Anxiety disorders are becoming increasingly common, and for many, medications like beta-blockers or anti-anxiety drugs such as Xanax or valium are often prescribed. These feelings of panic and dread we experience can be due to an imbalance in the calming neurotransmitter GABA. A deficiency can easily be brought on by stress or other lifestyle and diet-related issues. GABA is made in all neurons (nerve cells) and is absolutely critical to brain health.

So how do we produce GABA?

When glucose is metabolised for energy, one of its by products, glutamate is converted into GABA as our body needs it for its calming influence.  Alternatively, for many it can continue to manufacture glutamate, which is our brain’s major excitatory neurotransmitter. So ideally, we need ensure that we focus on inducing the calming effects of GABA, and avoid the stimulatory glutamic pathway. Some people have a genetic inability to synthesise GABA, whereas others may have a deficiency due to a gluten intolerance.

Some ways the GABA pathways are disrupted:
  • Blood sugar dysregulation- when blood sugar in our brain falls, so does GABA production.
  • Overexposure to toxic chemicals or metals.
  • Autoimmune thyroid- Graves disease can mimic GABA deficiency and can be relieved with GABA support.
  • Anaemia and lack of oxygen.

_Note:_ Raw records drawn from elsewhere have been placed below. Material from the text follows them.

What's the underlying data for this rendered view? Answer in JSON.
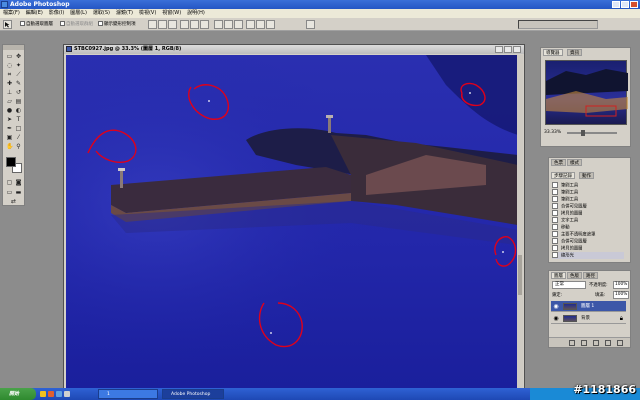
{
  "app": {
    "title": "Adobe Photoshop"
  },
  "menu": [
    "檔案(F)",
    "編輯(E)",
    "影像(I)",
    "圖層(L)",
    "選取(S)",
    "濾鏡(T)",
    "檢視(V)",
    "視窗(W)",
    "說明(H)"
  ],
  "options": {
    "auto_select": "自動選取圖層",
    "auto_select_group": "自動選取群組",
    "show_transform": "顯示變形控制項"
  },
  "document": {
    "title": "STBC0927.jpg @ 33.3% (圖層 1, RGB/8)"
  },
  "navigator": {
    "tab": "導覽器",
    "tab2": "資訊",
    "zoom": "33.33%"
  },
  "history": {
    "tab_color": "色票",
    "tab_styles": "樣式",
    "tab_history": "步驟記錄",
    "tab_actions": "動作",
    "items": [
      "筆刷工具",
      "筆刷工具",
      "筆刷工具",
      "合併可見圖層",
      "拷貝的圖層",
      "文字工具",
      "移動",
      "主要不透明度遮罩",
      "合併可見圖層",
      "拷貝的圖層",
      "線形光"
    ]
  },
  "layers": {
    "tab_layers": "圖層",
    "tab_channels": "色版",
    "tab_paths": "路徑",
    "blend_mode": "正常",
    "opacity_label": "不透明度:",
    "opacity_value": "100%",
    "lock_label": "鎖定:",
    "fill_label": "填滿:",
    "fill_value": "100%",
    "items": [
      {
        "name": "圖層 1",
        "selected": true
      },
      {
        "name": "背景",
        "selected": false
      }
    ]
  },
  "taskbar": {
    "start": "開始",
    "items": [
      "1",
      "Adobe Photoshop"
    ]
  },
  "watermark": "#1181866",
  "colors": {
    "accent": "#2456c4",
    "panel": "#d4d0c8",
    "annotation": "#e0001a",
    "sea": "#1d23a8"
  }
}
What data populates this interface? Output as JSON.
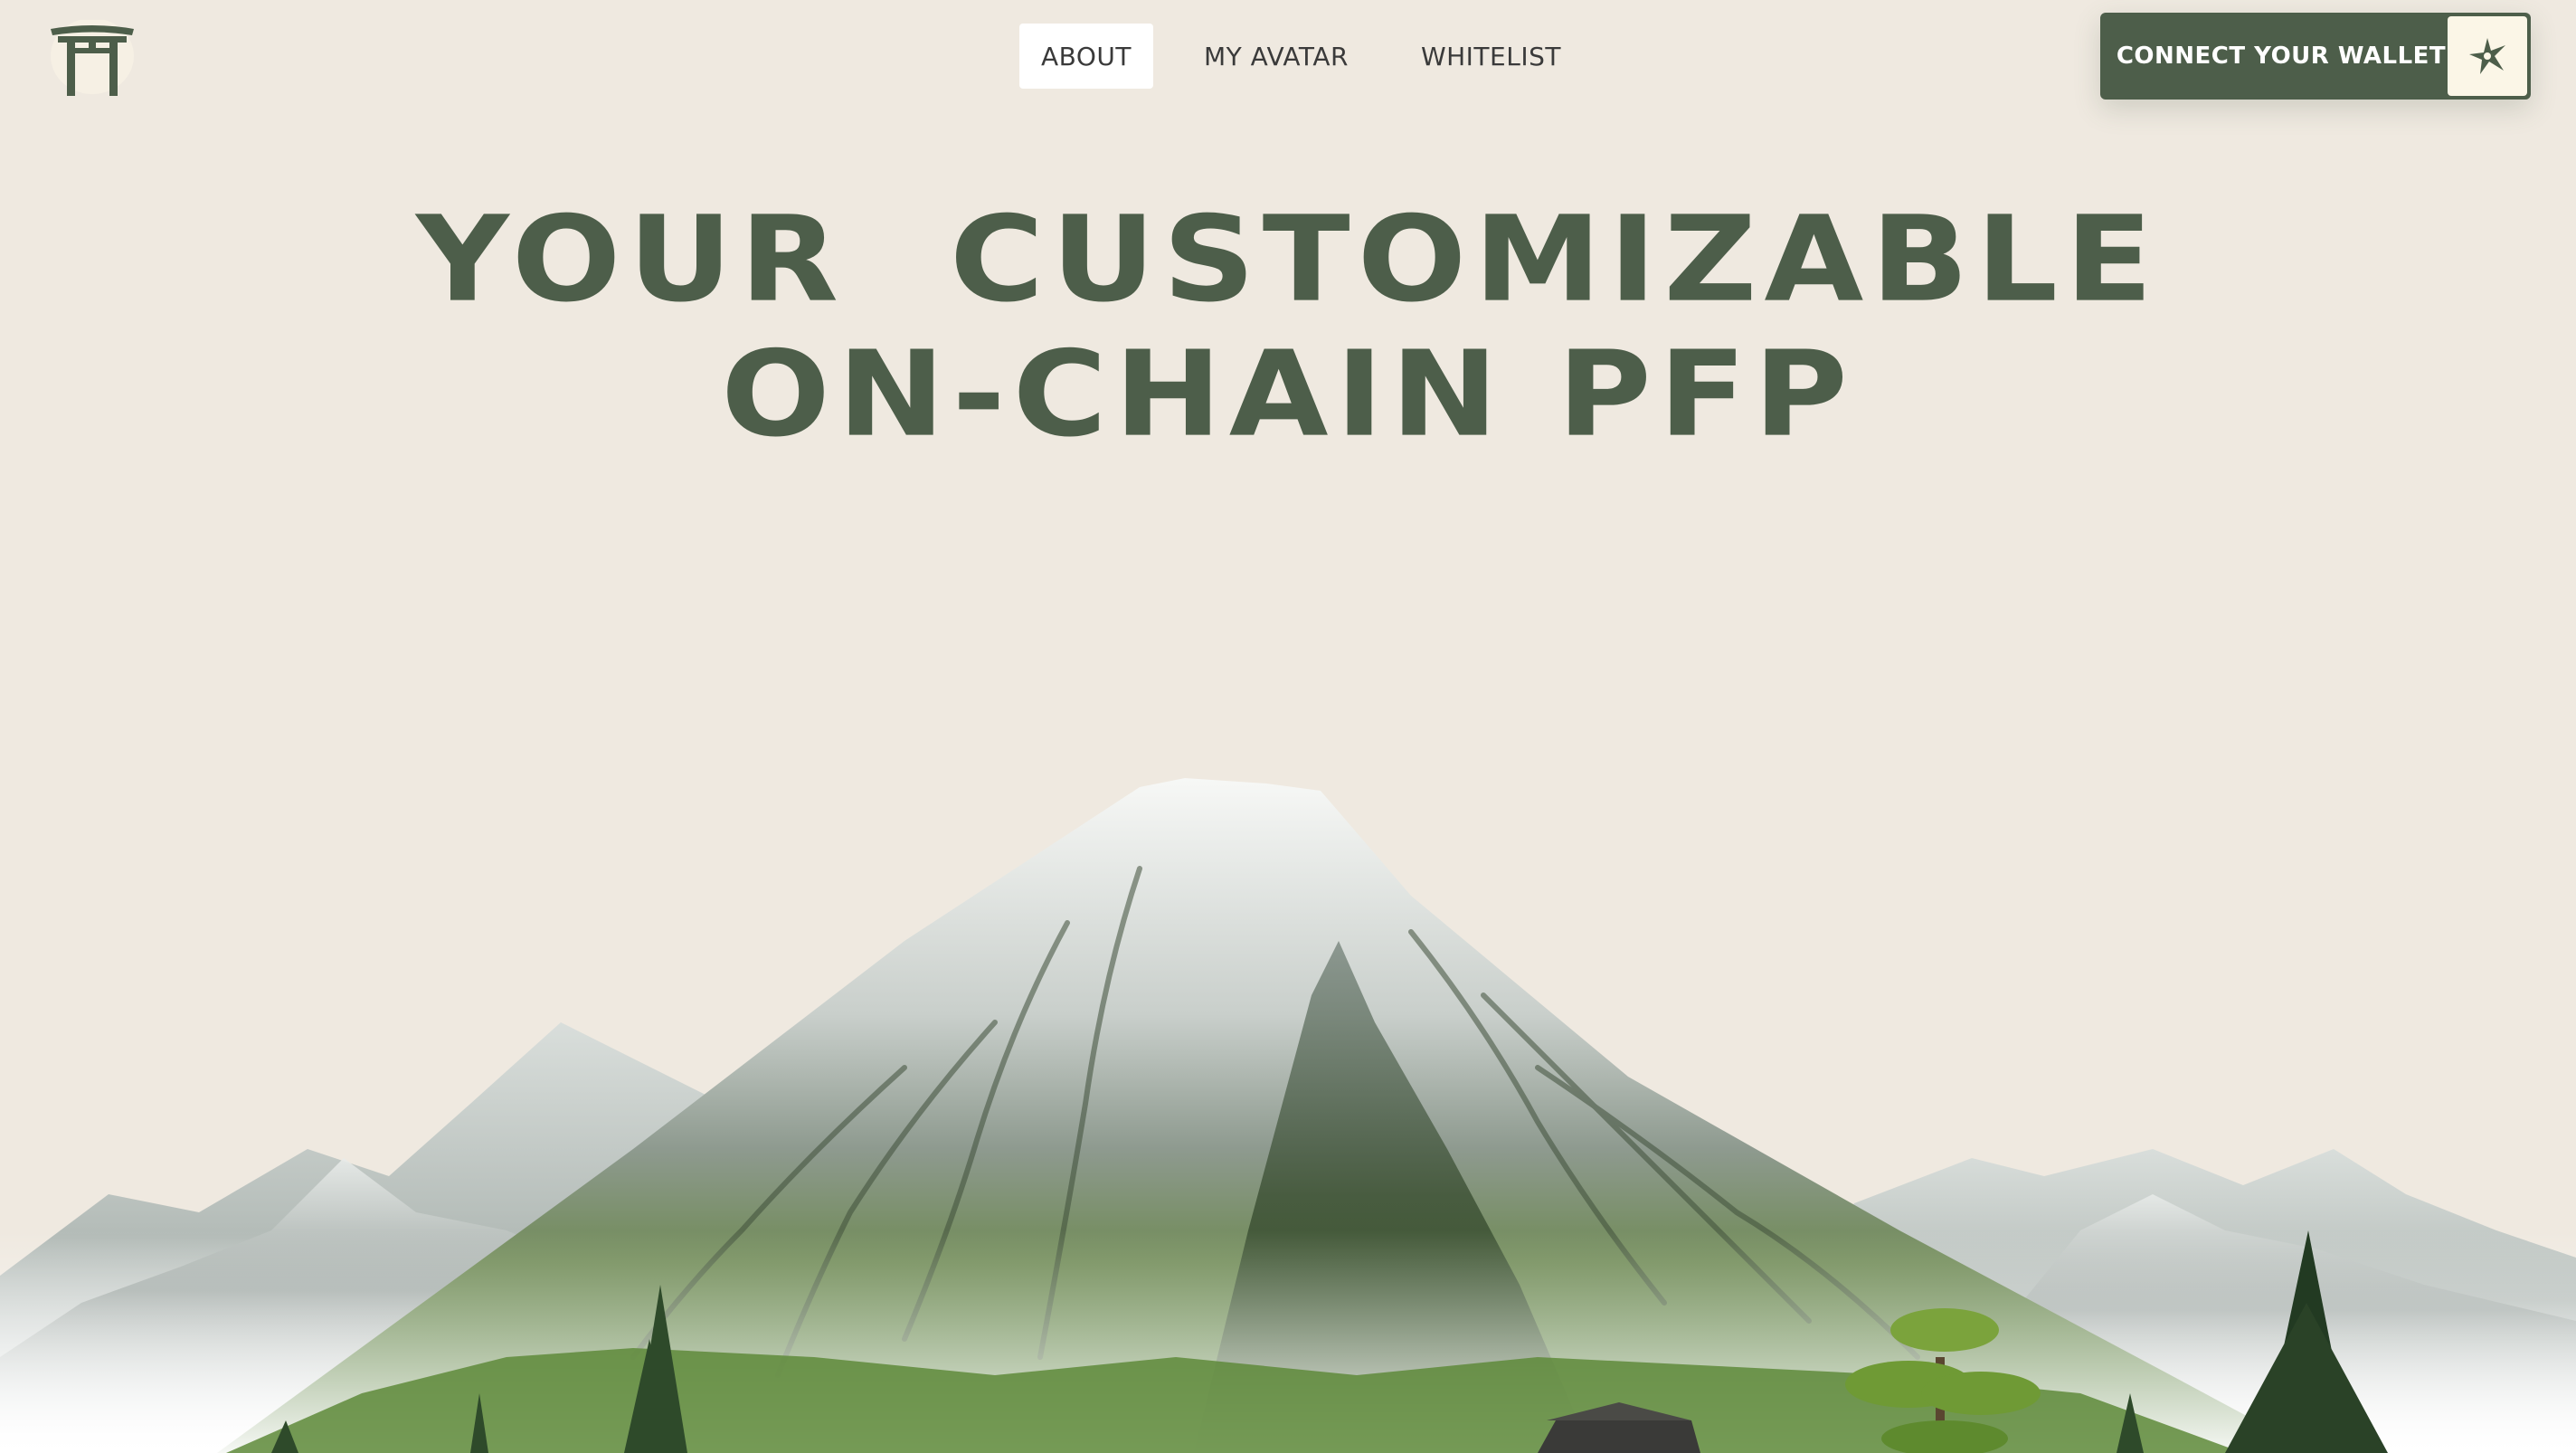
{
  "header": {
    "logo_icon": "torii-gate-icon",
    "nav": [
      {
        "label": "ABOUT",
        "active": true
      },
      {
        "label": "MY AVATAR",
        "active": false
      },
      {
        "label": "WHITELIST",
        "active": false
      }
    ],
    "wallet_button": {
      "label": "CONNECT YOUR WALLET",
      "icon": "shuriken-icon"
    }
  },
  "hero": {
    "title_line1": "YOUR  CUSTOMIZABLE",
    "title_line2": "ON-CHAIN PFP",
    "illustration": "mount-fuji-landscape"
  },
  "colors": {
    "background": "#EFE9E0",
    "primary": "#4D5E4A",
    "nav_active_bg": "#FFFFFF",
    "wallet_icon_bg": "#FBF6E7"
  }
}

Balancing our minerals play a huge part in restoring and boosting our GABA activity. Lithium levels need to be looked at, as sufficient levels are important for increasing GABA receptor site sensitivity. P-5-P (vitamin B6), Magnesium, zinc and manganese are cofactors necessary for the breakdown of GABA. I like herbs such as valerian root and passionflower, as they are helpful in managing insomnia and anxiety and they also increase sensitivity of our GABA receptor sites. Ideally I’d recommend testing mineral levels with HTMA, before supplementing, as many can ‘crash’ and experience serious fatigue as a result of over-supporting GABA.


  • “Why Isn’t My Brain Working” by Datis Kharrazian, DHSc, DC, MS